▶ _Brief_
Pictures must be dropped from the copy of the entries below; all else is returned exactly.
⁂
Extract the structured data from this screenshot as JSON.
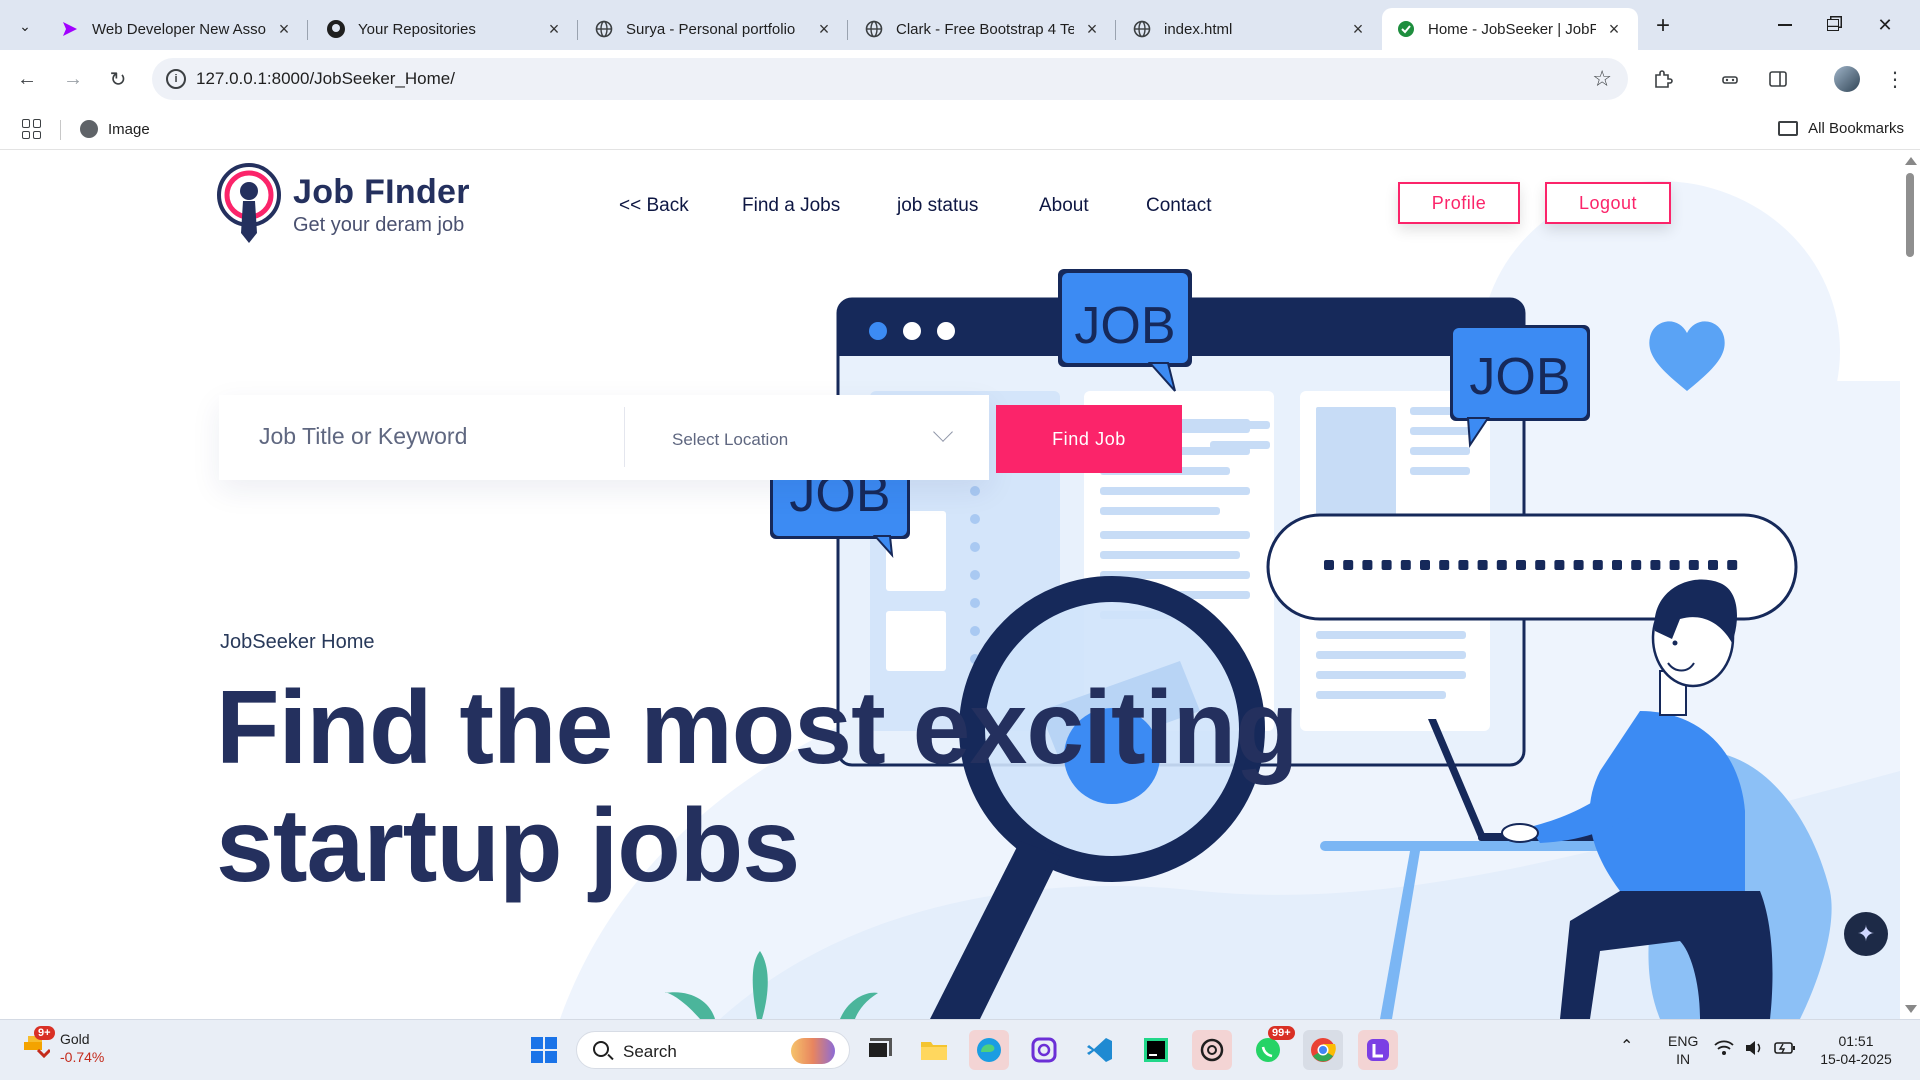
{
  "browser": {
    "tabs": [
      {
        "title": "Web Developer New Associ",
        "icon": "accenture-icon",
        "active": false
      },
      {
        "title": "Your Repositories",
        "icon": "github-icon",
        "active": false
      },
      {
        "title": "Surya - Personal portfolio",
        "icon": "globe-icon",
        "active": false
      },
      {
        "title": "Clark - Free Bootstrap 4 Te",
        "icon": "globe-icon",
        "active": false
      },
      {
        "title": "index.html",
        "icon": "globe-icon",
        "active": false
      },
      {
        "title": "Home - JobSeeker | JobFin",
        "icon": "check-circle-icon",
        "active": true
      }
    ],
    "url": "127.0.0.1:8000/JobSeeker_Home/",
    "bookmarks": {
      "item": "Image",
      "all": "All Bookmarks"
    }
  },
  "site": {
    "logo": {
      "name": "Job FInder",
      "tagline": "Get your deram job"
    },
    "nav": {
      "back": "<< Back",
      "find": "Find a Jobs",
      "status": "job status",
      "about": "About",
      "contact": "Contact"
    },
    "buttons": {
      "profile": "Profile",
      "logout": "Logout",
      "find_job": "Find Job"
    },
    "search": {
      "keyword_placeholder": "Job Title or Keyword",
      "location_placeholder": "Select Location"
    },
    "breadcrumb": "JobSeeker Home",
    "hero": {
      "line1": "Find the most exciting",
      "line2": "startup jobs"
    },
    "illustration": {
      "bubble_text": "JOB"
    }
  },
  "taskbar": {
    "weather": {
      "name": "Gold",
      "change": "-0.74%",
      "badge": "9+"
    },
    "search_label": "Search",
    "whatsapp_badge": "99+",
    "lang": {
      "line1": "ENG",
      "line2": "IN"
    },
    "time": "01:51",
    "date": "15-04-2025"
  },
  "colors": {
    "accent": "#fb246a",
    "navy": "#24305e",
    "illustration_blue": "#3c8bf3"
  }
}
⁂
▶ _Task response_
Extract the structured data from this screenshot as JSON.
{
  "browser": {
    "tabs": [
      {
        "title": "Web Developer New Associ",
        "icon": "accenture-icon",
        "active": false
      },
      {
        "title": "Your Repositories",
        "icon": "github-icon",
        "active": false
      },
      {
        "title": "Surya - Personal portfolio",
        "icon": "globe-icon",
        "active": false
      },
      {
        "title": "Clark - Free Bootstrap 4 Te",
        "icon": "globe-icon",
        "active": false
      },
      {
        "title": "index.html",
        "icon": "globe-icon",
        "active": false
      },
      {
        "title": "Home - JobSeeker | JobFin",
        "icon": "check-circle-icon",
        "active": true
      }
    ],
    "url": "127.0.0.1:8000/JobSeeker_Home/",
    "bookmarks": {
      "item": "Image",
      "all": "All Bookmarks"
    }
  },
  "site": {
    "logo": {
      "name": "Job FInder",
      "tagline": "Get your deram job"
    },
    "nav": {
      "back": "<< Back",
      "find": "Find a Jobs",
      "status": "job status",
      "about": "About",
      "contact": "Contact"
    },
    "buttons": {
      "profile": "Profile",
      "logout": "Logout",
      "find_job": "Find Job"
    },
    "search": {
      "keyword_placeholder": "Job Title or Keyword",
      "location_placeholder": "Select Location"
    },
    "breadcrumb": "JobSeeker Home",
    "hero": {
      "line1": "Find the most exciting",
      "line2": "startup jobs"
    },
    "illustration": {
      "bubble_text": "JOB"
    }
  },
  "taskbar": {
    "weather": {
      "name": "Gold",
      "change": "-0.74%",
      "badge": "9+"
    },
    "search_label": "Search",
    "whatsapp_badge": "99+",
    "lang": {
      "line1": "ENG",
      "line2": "IN"
    },
    "time": "01:51",
    "date": "15-04-2025"
  },
  "colors": {
    "accent": "#fb246a",
    "navy": "#24305e",
    "illustration_blue": "#3c8bf3"
  }
}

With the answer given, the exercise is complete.